Read the entries below and pull out each line with the string "JSON".

[Records from a data collection]
<<<<
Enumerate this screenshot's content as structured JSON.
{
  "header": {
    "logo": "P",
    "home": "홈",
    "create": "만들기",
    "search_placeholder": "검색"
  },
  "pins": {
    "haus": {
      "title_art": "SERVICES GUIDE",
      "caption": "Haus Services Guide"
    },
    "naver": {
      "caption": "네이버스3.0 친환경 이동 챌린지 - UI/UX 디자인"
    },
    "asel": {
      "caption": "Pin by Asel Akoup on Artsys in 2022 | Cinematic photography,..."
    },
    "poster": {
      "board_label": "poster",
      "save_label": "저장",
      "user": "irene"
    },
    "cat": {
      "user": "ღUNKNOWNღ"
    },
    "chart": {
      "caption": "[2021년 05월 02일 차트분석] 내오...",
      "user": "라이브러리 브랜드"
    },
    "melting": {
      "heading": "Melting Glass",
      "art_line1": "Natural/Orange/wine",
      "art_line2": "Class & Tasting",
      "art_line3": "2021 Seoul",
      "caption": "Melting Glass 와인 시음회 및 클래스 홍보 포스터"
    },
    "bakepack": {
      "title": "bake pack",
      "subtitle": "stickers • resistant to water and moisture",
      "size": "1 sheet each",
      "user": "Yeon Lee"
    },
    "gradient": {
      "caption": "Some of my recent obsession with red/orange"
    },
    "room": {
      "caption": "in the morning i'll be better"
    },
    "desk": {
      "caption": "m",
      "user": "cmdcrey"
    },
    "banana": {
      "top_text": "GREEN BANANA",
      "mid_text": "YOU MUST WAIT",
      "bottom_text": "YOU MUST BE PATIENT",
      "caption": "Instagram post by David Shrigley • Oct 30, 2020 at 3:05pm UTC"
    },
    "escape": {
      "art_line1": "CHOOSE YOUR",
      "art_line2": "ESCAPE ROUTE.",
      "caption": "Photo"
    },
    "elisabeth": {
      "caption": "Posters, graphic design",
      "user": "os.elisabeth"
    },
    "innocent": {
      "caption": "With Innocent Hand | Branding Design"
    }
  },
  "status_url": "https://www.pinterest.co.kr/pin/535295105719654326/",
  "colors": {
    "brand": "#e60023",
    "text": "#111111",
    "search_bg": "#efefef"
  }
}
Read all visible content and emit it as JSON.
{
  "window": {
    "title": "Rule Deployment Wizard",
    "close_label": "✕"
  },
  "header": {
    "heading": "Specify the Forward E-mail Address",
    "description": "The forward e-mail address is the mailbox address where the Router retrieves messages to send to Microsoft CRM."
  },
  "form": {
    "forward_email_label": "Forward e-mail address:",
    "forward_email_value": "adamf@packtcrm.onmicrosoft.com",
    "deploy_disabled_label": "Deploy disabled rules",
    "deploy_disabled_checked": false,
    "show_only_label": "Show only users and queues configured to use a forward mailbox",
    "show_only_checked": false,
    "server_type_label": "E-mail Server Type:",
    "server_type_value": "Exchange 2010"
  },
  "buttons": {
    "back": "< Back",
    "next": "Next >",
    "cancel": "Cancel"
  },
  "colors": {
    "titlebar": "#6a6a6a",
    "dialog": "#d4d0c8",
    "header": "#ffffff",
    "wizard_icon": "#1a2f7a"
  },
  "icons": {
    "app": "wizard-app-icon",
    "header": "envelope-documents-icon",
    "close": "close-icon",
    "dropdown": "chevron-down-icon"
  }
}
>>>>
**Task answer**
Enumerate this screenshot's content as structured JSON.
Read all visible content and emit it as JSON.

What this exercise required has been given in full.